▶ [EXERCISE GOAL] What you return must be the lines of the data that hold the word "shortcut".

▶ [RECORDED DATA]
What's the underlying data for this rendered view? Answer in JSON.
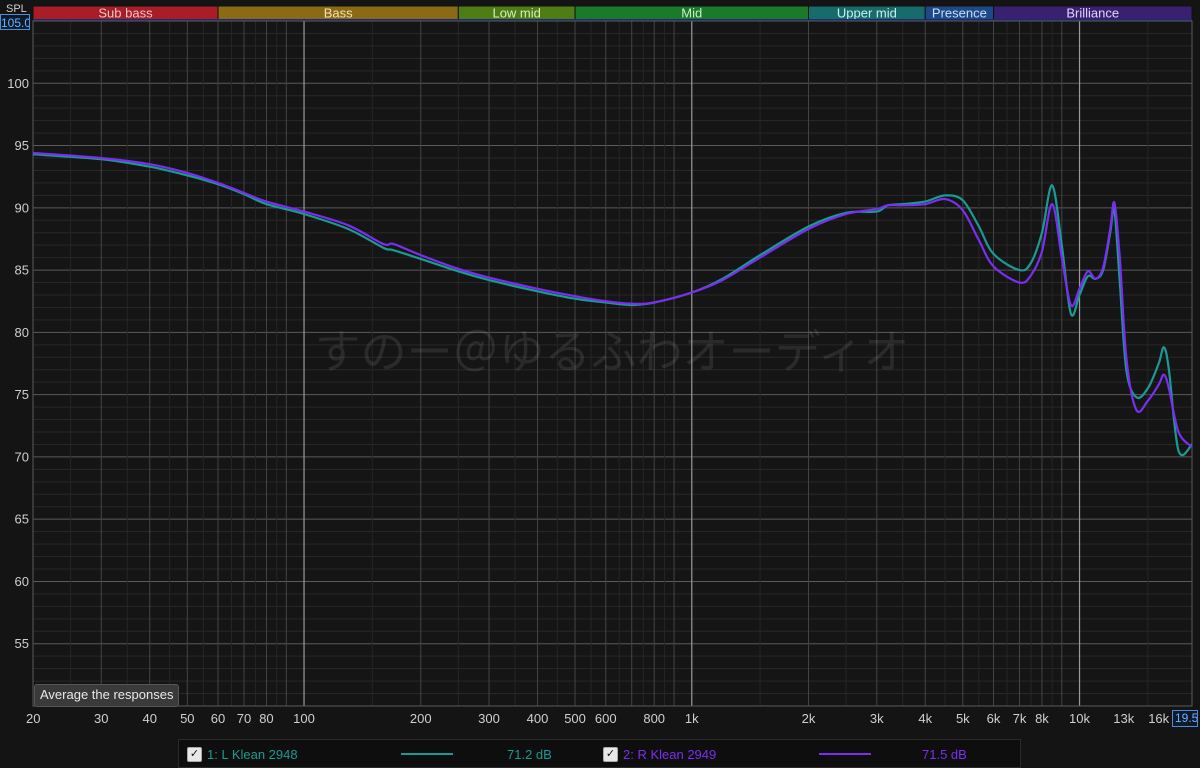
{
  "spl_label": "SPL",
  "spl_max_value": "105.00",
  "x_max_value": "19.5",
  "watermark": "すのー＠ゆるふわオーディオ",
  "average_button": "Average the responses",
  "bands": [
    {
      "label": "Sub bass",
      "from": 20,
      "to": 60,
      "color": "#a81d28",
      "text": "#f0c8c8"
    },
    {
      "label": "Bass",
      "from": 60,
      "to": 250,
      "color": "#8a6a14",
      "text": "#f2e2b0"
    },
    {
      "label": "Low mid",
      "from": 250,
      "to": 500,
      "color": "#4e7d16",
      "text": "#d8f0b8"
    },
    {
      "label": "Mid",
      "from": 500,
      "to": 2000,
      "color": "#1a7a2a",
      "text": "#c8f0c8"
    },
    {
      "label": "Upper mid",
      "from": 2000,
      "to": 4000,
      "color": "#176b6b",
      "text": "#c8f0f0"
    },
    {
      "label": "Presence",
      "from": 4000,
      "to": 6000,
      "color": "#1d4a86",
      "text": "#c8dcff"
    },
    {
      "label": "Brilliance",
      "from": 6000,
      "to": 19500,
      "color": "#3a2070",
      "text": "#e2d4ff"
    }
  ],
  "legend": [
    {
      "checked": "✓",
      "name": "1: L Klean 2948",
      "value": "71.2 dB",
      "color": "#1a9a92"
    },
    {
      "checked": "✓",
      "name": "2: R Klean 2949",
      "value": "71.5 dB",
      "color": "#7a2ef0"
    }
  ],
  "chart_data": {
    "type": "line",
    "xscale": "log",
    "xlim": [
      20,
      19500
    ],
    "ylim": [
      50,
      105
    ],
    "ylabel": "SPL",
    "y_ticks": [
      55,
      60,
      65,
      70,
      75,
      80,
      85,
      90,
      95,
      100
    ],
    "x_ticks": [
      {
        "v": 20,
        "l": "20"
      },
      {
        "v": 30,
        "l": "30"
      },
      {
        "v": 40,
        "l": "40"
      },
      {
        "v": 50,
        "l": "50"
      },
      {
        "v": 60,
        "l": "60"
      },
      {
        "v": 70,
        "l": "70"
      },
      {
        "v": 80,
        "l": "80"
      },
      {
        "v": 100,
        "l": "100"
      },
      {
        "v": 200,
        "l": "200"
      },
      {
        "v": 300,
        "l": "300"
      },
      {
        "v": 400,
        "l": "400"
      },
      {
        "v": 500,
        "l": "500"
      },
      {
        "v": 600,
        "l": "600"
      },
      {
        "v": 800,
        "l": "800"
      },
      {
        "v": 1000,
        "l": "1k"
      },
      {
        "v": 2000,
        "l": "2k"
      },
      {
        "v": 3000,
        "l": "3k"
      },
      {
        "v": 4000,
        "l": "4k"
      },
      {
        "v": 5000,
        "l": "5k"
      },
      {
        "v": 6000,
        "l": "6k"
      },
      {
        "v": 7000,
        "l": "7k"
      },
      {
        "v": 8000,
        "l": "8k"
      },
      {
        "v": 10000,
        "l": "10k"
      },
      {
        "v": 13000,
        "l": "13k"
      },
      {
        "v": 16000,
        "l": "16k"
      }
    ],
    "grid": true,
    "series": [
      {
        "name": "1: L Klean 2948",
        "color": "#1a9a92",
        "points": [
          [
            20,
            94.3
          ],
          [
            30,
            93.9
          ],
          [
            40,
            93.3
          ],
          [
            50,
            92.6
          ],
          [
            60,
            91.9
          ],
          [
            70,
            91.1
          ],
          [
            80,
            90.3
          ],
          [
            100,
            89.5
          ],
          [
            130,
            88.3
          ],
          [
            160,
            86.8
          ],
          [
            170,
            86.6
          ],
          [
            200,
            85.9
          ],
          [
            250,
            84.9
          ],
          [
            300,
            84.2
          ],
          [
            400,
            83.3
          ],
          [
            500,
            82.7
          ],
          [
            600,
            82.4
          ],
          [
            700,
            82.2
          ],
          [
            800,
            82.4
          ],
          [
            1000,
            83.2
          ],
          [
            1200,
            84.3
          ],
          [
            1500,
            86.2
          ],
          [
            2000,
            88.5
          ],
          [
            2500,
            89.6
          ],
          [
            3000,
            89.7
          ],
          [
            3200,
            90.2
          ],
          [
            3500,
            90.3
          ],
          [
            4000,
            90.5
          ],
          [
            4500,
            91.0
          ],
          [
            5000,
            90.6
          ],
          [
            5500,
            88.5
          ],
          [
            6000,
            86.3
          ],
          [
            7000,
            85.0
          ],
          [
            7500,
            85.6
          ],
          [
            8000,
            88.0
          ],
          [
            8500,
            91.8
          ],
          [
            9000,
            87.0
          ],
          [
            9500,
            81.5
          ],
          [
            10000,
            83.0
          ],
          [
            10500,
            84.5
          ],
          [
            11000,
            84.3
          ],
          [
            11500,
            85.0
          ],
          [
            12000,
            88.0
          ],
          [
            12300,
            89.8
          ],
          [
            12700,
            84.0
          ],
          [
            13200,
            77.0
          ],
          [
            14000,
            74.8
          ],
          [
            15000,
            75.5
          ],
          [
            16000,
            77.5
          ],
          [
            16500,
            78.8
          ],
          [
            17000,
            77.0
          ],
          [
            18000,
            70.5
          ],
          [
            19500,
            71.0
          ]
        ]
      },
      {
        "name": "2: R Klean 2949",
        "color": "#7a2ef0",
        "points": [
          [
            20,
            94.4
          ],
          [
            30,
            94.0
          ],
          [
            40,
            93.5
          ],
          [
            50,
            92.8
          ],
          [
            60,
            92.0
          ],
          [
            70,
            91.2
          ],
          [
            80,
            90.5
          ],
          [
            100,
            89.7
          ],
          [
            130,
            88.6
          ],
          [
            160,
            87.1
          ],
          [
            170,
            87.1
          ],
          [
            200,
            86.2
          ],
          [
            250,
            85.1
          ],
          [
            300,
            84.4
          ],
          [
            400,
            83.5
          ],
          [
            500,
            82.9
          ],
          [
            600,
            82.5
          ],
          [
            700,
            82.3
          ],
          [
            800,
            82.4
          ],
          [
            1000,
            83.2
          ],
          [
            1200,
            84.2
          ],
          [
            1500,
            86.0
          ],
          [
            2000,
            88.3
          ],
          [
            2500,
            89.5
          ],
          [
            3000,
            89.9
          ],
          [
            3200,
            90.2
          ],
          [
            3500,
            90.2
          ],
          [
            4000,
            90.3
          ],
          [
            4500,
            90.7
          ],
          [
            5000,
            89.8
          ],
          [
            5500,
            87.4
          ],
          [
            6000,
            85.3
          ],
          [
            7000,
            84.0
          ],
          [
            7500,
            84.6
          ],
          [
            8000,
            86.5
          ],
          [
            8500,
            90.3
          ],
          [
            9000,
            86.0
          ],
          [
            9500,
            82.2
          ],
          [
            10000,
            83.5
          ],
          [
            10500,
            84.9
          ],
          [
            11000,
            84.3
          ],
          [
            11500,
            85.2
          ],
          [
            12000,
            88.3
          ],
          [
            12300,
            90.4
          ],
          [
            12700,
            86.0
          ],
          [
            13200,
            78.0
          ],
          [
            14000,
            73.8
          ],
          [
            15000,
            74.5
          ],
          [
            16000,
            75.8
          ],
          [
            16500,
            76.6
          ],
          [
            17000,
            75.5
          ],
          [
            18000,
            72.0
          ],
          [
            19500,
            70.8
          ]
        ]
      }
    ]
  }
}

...

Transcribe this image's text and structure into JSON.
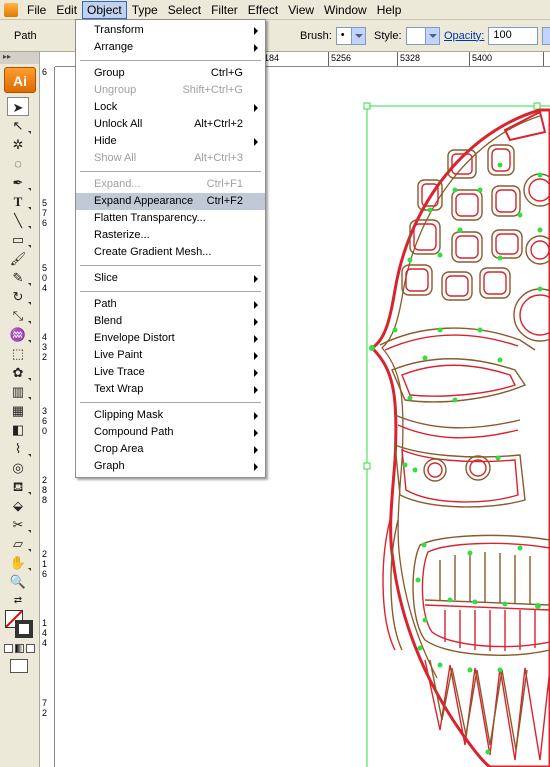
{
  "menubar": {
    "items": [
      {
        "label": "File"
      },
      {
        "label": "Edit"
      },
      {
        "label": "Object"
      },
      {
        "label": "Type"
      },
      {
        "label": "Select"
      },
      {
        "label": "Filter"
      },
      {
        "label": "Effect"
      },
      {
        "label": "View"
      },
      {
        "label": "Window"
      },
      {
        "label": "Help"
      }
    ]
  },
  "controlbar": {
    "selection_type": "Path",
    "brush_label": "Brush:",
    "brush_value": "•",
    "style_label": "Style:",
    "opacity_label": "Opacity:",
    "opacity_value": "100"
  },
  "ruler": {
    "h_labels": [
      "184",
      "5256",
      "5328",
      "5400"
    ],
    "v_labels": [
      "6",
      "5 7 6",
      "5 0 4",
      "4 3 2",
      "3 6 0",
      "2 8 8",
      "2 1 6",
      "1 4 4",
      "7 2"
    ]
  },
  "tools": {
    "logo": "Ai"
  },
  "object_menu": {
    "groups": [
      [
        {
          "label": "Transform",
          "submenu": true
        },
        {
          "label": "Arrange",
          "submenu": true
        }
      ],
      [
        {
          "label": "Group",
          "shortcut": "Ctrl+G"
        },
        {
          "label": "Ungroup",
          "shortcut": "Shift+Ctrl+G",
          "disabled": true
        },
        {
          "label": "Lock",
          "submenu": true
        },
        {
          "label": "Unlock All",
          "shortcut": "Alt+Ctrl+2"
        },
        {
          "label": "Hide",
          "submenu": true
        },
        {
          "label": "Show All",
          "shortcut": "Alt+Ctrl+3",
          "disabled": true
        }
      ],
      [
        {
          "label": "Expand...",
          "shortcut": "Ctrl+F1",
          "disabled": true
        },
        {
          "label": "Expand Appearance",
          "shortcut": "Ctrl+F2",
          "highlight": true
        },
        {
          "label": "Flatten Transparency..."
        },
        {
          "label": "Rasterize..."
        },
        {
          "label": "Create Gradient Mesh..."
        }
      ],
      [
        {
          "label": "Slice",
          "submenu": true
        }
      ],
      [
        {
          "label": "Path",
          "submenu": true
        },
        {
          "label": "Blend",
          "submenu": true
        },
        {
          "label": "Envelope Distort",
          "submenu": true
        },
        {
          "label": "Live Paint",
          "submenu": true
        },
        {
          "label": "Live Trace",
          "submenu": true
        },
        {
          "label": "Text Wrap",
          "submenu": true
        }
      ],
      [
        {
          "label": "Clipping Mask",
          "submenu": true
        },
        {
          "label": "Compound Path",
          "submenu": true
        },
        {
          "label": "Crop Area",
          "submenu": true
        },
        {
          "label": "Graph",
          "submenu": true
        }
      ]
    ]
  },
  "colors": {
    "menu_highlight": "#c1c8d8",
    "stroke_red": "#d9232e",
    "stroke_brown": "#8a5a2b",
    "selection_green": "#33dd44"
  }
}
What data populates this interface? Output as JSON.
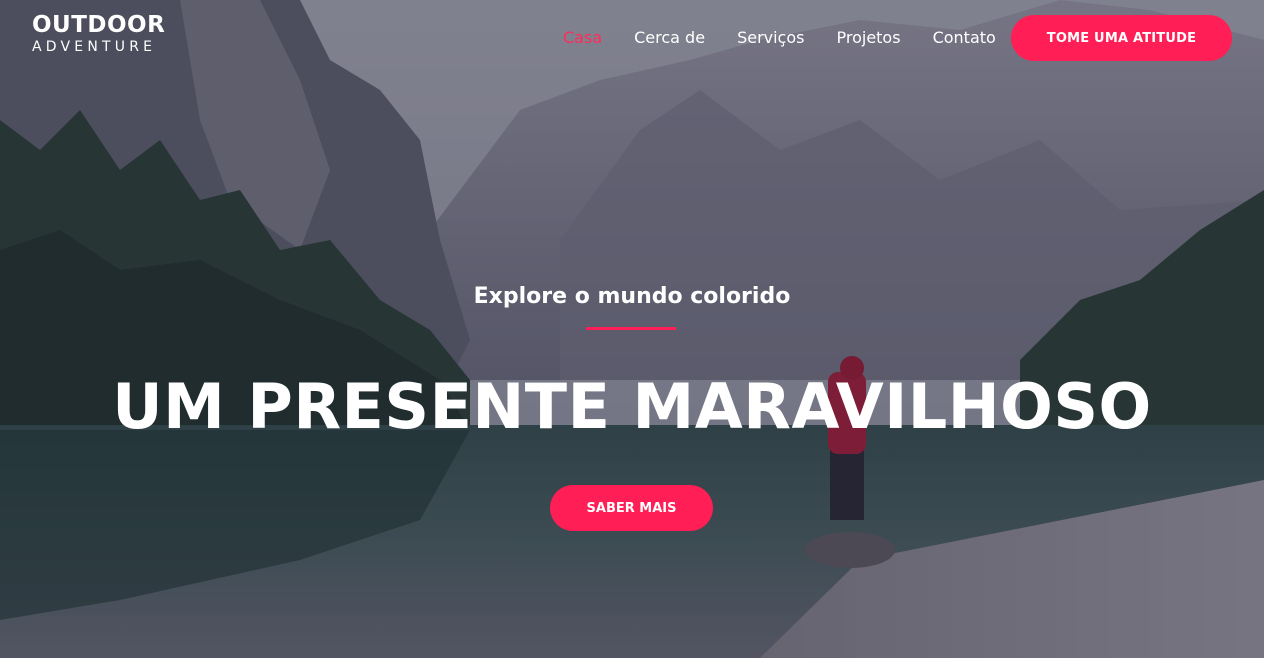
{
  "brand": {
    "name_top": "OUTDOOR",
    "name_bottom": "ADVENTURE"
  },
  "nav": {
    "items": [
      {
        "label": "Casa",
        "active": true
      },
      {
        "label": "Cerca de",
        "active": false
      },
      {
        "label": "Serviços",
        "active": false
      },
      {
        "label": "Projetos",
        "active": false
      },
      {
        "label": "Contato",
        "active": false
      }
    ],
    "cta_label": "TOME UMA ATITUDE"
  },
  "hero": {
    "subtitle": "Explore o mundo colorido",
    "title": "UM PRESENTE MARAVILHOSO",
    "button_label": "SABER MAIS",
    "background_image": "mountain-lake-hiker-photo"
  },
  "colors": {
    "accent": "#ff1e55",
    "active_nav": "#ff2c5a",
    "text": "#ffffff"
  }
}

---

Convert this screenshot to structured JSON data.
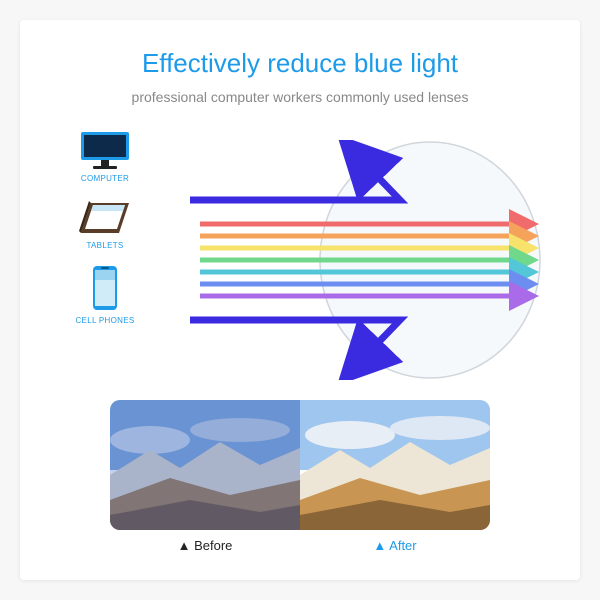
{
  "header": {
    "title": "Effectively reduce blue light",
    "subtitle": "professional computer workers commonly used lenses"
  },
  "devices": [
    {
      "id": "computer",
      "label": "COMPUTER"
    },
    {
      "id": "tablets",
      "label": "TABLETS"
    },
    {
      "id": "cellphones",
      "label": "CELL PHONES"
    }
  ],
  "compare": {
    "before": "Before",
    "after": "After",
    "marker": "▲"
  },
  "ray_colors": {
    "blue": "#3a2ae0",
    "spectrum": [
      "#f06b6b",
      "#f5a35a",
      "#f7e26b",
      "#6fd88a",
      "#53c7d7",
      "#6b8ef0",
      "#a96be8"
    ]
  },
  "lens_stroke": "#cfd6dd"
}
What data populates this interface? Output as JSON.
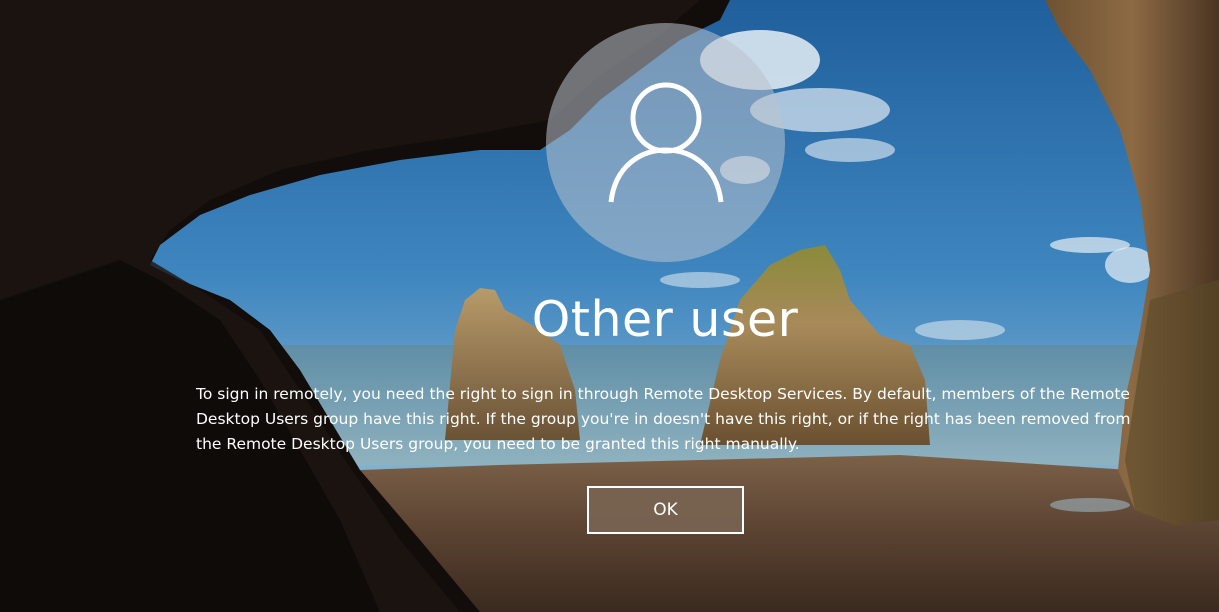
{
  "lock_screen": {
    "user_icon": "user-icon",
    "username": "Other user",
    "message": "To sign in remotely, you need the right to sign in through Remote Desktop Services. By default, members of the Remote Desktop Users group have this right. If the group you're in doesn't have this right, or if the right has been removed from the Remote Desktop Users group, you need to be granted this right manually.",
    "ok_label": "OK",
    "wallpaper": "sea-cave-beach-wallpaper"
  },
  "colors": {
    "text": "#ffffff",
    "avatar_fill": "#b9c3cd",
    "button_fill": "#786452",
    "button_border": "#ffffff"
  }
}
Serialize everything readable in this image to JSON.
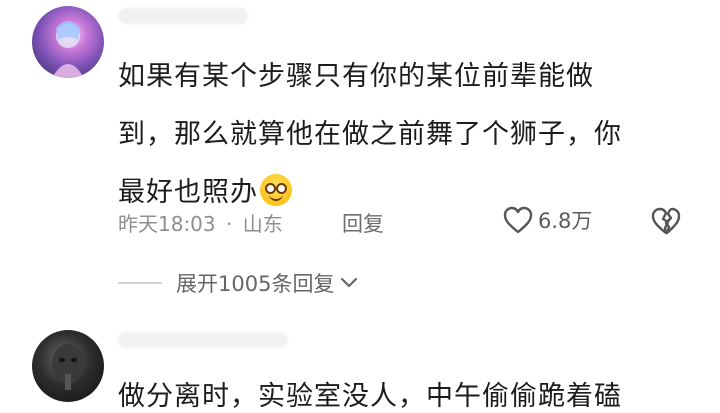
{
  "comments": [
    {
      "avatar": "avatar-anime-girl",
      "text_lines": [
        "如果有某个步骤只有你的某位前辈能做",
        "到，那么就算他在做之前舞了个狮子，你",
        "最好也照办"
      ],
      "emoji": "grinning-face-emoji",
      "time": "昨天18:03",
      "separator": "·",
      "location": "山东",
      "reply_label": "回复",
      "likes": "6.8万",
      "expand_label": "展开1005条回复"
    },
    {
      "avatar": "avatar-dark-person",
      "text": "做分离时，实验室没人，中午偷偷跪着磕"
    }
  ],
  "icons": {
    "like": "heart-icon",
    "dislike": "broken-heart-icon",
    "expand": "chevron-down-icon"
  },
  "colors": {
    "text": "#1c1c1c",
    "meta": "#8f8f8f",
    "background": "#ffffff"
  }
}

▶ [RESULT]
          "shortcut": "Ctrl+G"
          "shortcut": "Shift+Ctrl+G",
          "shortcut": "Alt+Ctrl+2"
          "shortcut": "Alt+Ctrl+3",
          "shortcut": "Ctrl+F1",
          "shortcut": "Ctrl+F2",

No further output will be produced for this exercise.